SOURCE MATERIAL:
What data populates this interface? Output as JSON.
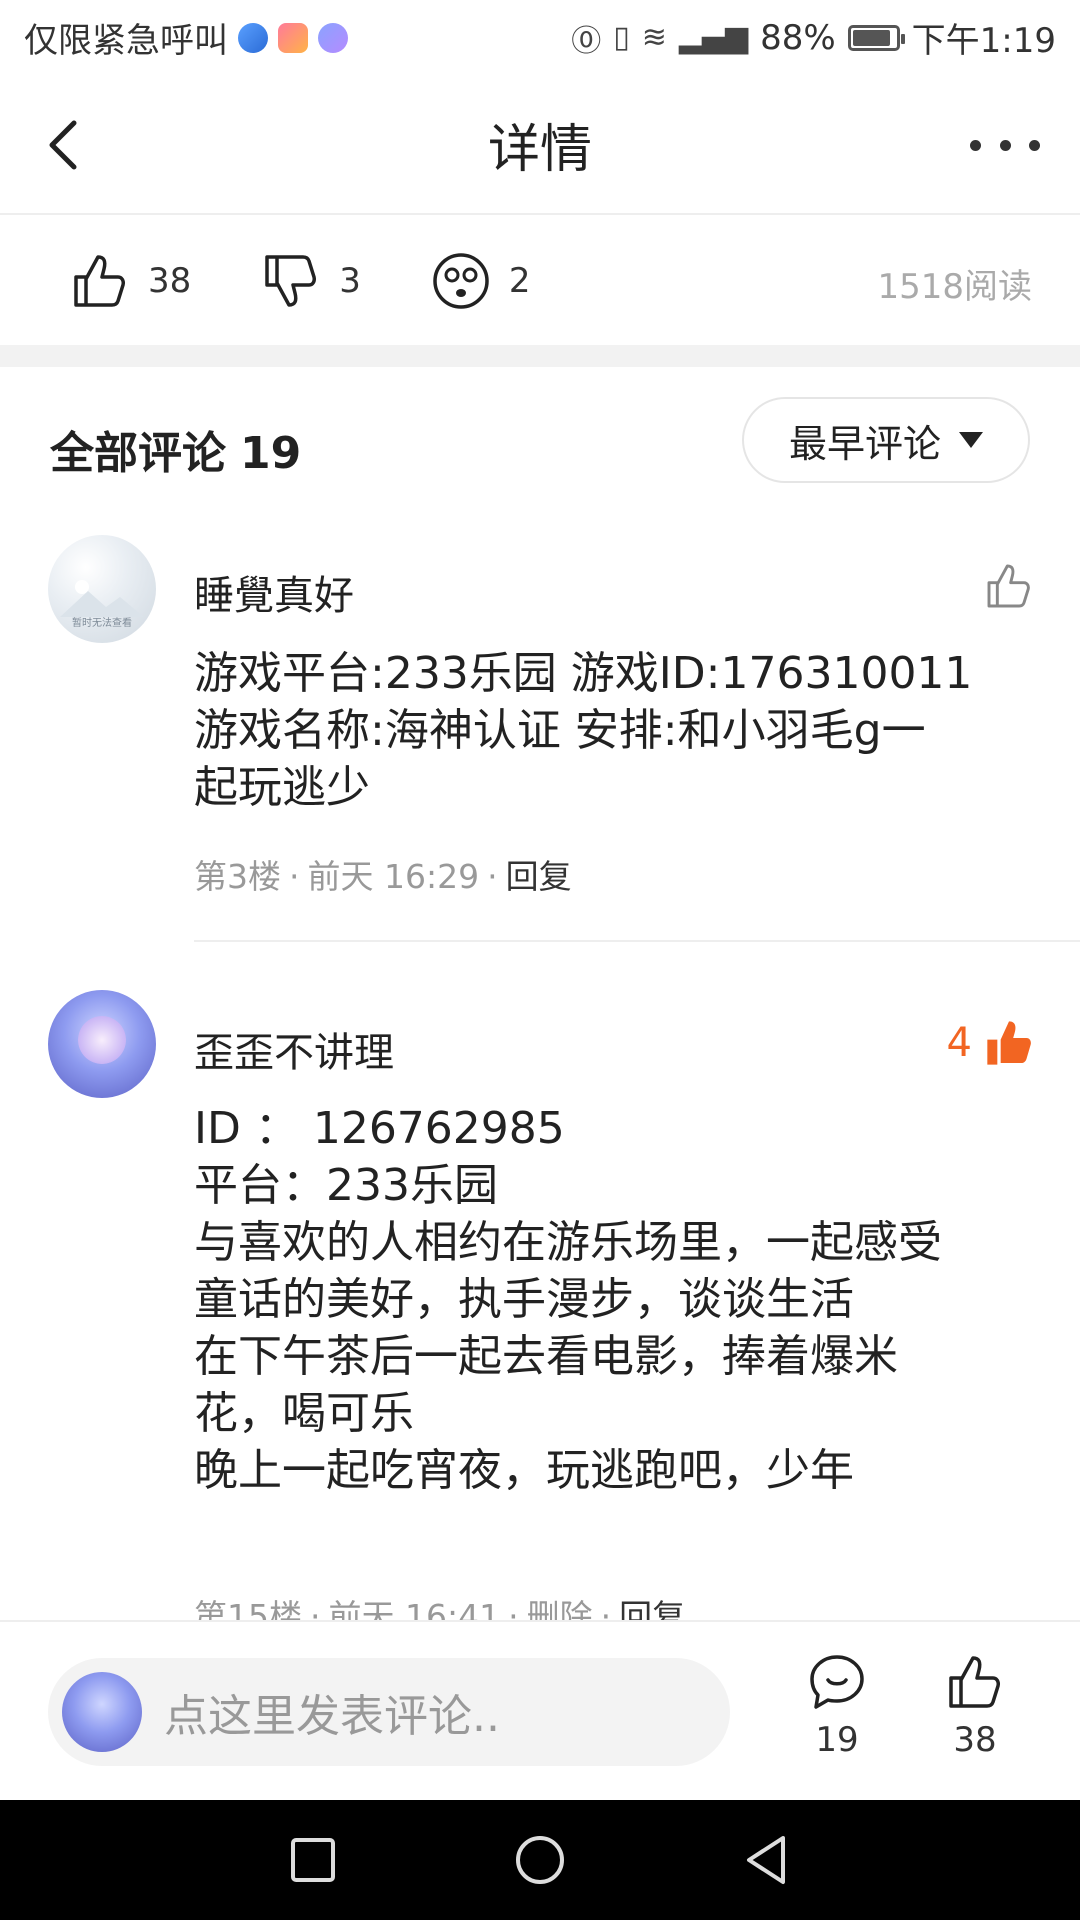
{
  "status_bar": {
    "carrier_text": "仅限紧急呼叫",
    "battery_percent": "88%",
    "battery_level": 0.88,
    "time": "下午1:19"
  },
  "header": {
    "title": "详情"
  },
  "reactions": {
    "like_count": "38",
    "dislike_count": "3",
    "dizzy_count": "2",
    "reads": "1518阅读"
  },
  "comments_section": {
    "title": "全部评论",
    "count": "19",
    "sort_label": "最早评论"
  },
  "comments": [
    {
      "name": "睡覺真好",
      "avatar_caption": "暂时无法查看",
      "like_count": "",
      "lines": [
        "游戏平台:233乐园  游戏ID:176310011",
        "游戏名称:海神认证   安排:和小羽毛g一",
        "起玩逃少"
      ],
      "floor": "第3楼",
      "time": "前天 16:29",
      "reply": "回复"
    },
    {
      "name": "歪歪不讲理",
      "like_count": "4",
      "lines": [
        "ID ： 126762985",
        "平台：233乐园",
        "与喜欢的人相约在游乐场里，一起感受",
        "童话的美好，执手漫步，谈谈生活",
        "在下午茶后一起去看电影，捧着爆米",
        "花，喝可乐",
        "晚上一起吃宵夜，玩逃跑吧，少年"
      ],
      "floor": "第15楼",
      "time": "前天 16:41",
      "delete": "删除",
      "reply": "回复"
    }
  ],
  "bottom_bar": {
    "placeholder": "点这里发表评论..",
    "comment_count": "19",
    "like_count": "38"
  },
  "colors": {
    "accent_orange": "#f26522",
    "muted_text": "#999999"
  }
}
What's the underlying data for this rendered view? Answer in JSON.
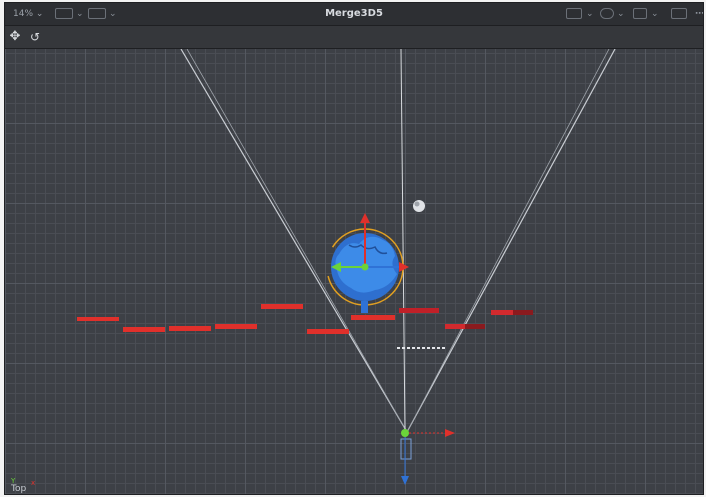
{
  "window": {
    "title": "Merge3D5",
    "zoom_label": "14%",
    "colors": {
      "accent_red": "#e0302b",
      "accent_green": "#6bd33a",
      "accent_blue": "#2f72d6",
      "gizmo_orange": "#e2a020"
    }
  },
  "toolbar": {
    "left_icons": [
      "view-layout-icon",
      "render-icon"
    ],
    "right_icons": [
      "display-icon",
      "sphere-icon",
      "grid-icon",
      "fullscreen-icon",
      "more-icon"
    ],
    "tools": [
      "move-tool-icon",
      "reset-rotate-icon"
    ]
  },
  "viewport": {
    "view_name": "Top",
    "axis_y": "Y",
    "axis_x": "x"
  }
}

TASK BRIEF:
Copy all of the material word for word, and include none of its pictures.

TASK SOLUTION:
What data populates this interface? Output as JSON.
{
  "status_bar": {
    "carrier_text": "仅限紧急呼叫",
    "battery_percent": "88%",
    "battery_level": 0.88,
    "time": "下午1:19"
  },
  "header": {
    "title": "详情"
  },
  "reactions": {
    "like_count": "38",
    "dislike_count": "3",
    "dizzy_count": "2",
    "reads": "1518阅读"
  },
  "comments_section": {
    "title": "全部评论",
    "count": "19",
    "sort_label": "最早评论"
  },
  "comments": [
    {
      "name": "睡覺真好",
      "avatar_caption": "暂时无法查看",
      "like_count": "",
      "lines": [
        "游戏平台:233乐园  游戏ID:176310011",
        "游戏名称:海神认证   安排:和小羽毛g一",
        "起玩逃少"
      ],
      "floor": "第3楼",
      "time": "前天 16:29",
      "reply": "回复"
    },
    {
      "name": "歪歪不讲理",
      "like_count": "4",
      "lines": [
        "ID ： 126762985",
        "平台：233乐园",
        "与喜欢的人相约在游乐场里，一起感受",
        "童话的美好，执手漫步，谈谈生活",
        "在下午茶后一起去看电影，捧着爆米",
        "花，喝可乐",
        "晚上一起吃宵夜，玩逃跑吧，少年"
      ],
      "floor": "第15楼",
      "time": "前天 16:41",
      "delete": "删除",
      "reply": "回复"
    }
  ],
  "bottom_bar": {
    "placeholder": "点这里发表评论..",
    "comment_count": "19",
    "like_count": "38"
  },
  "colors": {
    "accent_orange": "#f26522",
    "muted_text": "#999999"
  }
}
What's the underlying data for this rendered view? Answer in JSON.
{
  "window": {
    "title": "Merge3D5",
    "zoom_label": "14%",
    "colors": {
      "accent_red": "#e0302b",
      "accent_green": "#6bd33a",
      "accent_blue": "#2f72d6",
      "gizmo_orange": "#e2a020"
    }
  },
  "toolbar": {
    "left_icons": [
      "view-layout-icon",
      "render-icon"
    ],
    "right_icons": [
      "display-icon",
      "sphere-icon",
      "grid-icon",
      "fullscreen-icon",
      "more-icon"
    ],
    "tools": [
      "move-tool-icon",
      "reset-rotate-icon"
    ]
  },
  "viewport": {
    "view_name": "Top",
    "axis_y": "Y",
    "axis_x": "x"
  }
}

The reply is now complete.